For Scrabble fans, there are few bigger dilemmas than how to play a Q without a U. But what about users of Scrabulous, the Scrabble-like Facebook application that has become one of the social networking site’s most popular activities since it was launched this past July? A cease-and-desist order could soon block their triple-word scores indefinitely.
On January 15, players learned that Hasbro — the Pawtucket, Rhode Island, company that owns the US and Canadian rights to Scrabble — had thrown down the legal gauntlet against the application’s creators, Indian brothers Rajat and Jayant Agarwalla, claiming copyright infringement.
This has provoked fear among the more than half a million active users of Scrabulous. In Facebook groups with names such as “Please, God, I Have So Little, Don’t Take Scrabulous, Too,” thousands of users post petitions and lament the possibility of losing their favorite time waster. An anonymous artist even penned an R&B ode called “Scrabulous,” which begins with the rap: “Damn thing won’t reload/I can’t tell if I can go.”
Heather Molina, a 30-year-old search-engine marketer from the South End, was not a Scrabble fan before she hopped on the Scrabulous bandwagon in October. Now, owner of a modest 14-33 record, she checks her games as many as five times a day.
“For someone like me who doesn’t even play Scrabble the board game, but love, love, loves Scrabulous, it’s disappointing,” she says. “It was introducing me to the game.”
And for some people, it’s about more than just games.
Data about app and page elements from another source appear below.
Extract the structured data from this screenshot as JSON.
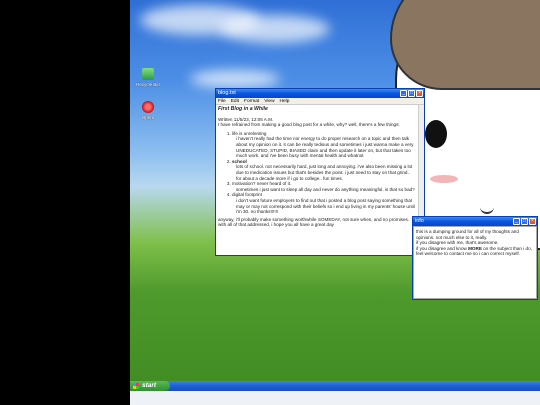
{
  "desktop": {
    "icons": [
      {
        "label": "Recycle Bin",
        "icon": "recycle-bin-icon"
      },
      {
        "label": "Opera",
        "icon": "opera-icon"
      }
    ]
  },
  "blog_window": {
    "title": "blog.txt",
    "menu": [
      "File",
      "Edit",
      "Format",
      "View",
      "Help"
    ],
    "heading": "First Blog in a While",
    "lines": [
      "Written 11/5/23, 12:06 A.M.",
      "I have refrained from making a good blog post for a while, why? well, there's a few things:"
    ],
    "items": [
      {
        "title": "life is unrelenting",
        "text": "i haven't really had the time nor energy to do proper research on a topic and then talk about my opinion on it. it can be really tedious and sometimes i just wanna make a very UNEDUCATED, STUPID, BIASED claim and then update it later on, but that takes too much work. and i've been busy with mental health and whatnot"
      },
      {
        "title": "school",
        "text": "lots of school. not necessarily hard, just long and annoying. i've also been missing a lot due to medication issues but that's besides the point. i just need to stay on that grind.. for about a decade more if i go to college.. fun times."
      },
      {
        "title": "motivation? never heard of it.",
        "text": "sometimes i just want to sleep all day and never do anything meaningful. is that so bad?"
      },
      {
        "title": "digital footprint",
        "text": "i don't want future employers to find out that i posted a blog post saying something that may or may not correspond with their beliefs so i end up living in my parents' house until i'm 30. no thanks!!!!!!"
      }
    ],
    "closing": "anyway, i'll probably make something worthwhile SOMEDAY, not sure when, and no promises. with all of that addressed, i hope you all have a great day"
  },
  "info_window": {
    "title": "info",
    "lines_before": "this is a dumping ground for all of my thoughts and opinions. not much else to it, really.",
    "line2": "if you disagree with me, that's awesome.",
    "line3_pre": "if you disagree and know ",
    "line3_bold": "MORE",
    "line3_post": " on the subject than i do, feel welcome to contact me so i can correct myself."
  },
  "taskbar": {
    "start_label": "start"
  }
}
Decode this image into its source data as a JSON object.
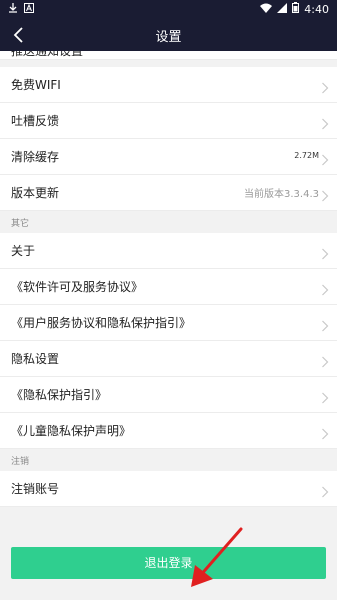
{
  "status_bar": {
    "time": "4:40",
    "left_icons": [
      "download-icon",
      "a-icon"
    ],
    "right_icons": [
      "wifi-icon",
      "signal-icon",
      "battery-icon"
    ]
  },
  "nav": {
    "title": "设置"
  },
  "list_top_cut_label": "推送通知设置",
  "items_group1": [
    {
      "label": "免费WIFI",
      "value": ""
    },
    {
      "label": "吐槽反馈",
      "value": ""
    },
    {
      "label": "清除缓存",
      "value": "2.72M"
    },
    {
      "label": "版本更新",
      "value": "当前版本3.3.4.3"
    }
  ],
  "section_other": "其它",
  "items_group2": [
    {
      "label": "关于"
    },
    {
      "label": "《软件许可及服务协议》"
    },
    {
      "label": "《用户服务协议和隐私保护指引》"
    },
    {
      "label": "隐私设置"
    },
    {
      "label": "《隐私保护指引》"
    },
    {
      "label": "《儿童隐私保护声明》"
    }
  ],
  "section_cancel": "注销",
  "items_group3": [
    {
      "label": "注销账号"
    }
  ],
  "logout_button": "退出登录",
  "colors": {
    "header": "#1a1c33",
    "accent": "#2fcf8f",
    "arrow": "#e02020"
  }
}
Elisha Boudreau, a 25-year-old trade-desk analyst from Cambridge, says Scrabulous helped seal the deal with her husband, David. Playing as many as five games per day added “a whole new element to our relationship,” fueling both competitive fires and affections.
“It definitely made it much more of a clear decision,” she says. When the couple was married in October, David bought a Scrabble board as a housewarming gift, joining legions of Scrabulous fans who’ve been inspired to put money in Hasbro’s pockets.
Hasbro didn’t respond to a request for comment, but has stated publicly that they “hope to find an amicable solution.” The Agarwalla brothers — who also run a non-Facebook version of the game at scrabulous.com — thanked fans in a statement noting, “It is amazing to see that a small application has touched so many people across the world.”
Twenty-eight-year-old recent Boston City Council candidate Matt O’Malley perhaps said it best on his blog. Taking legal action, he said, “makes [Hasbro] come off like a real blank.”
Which, as we know, gets you no points at all.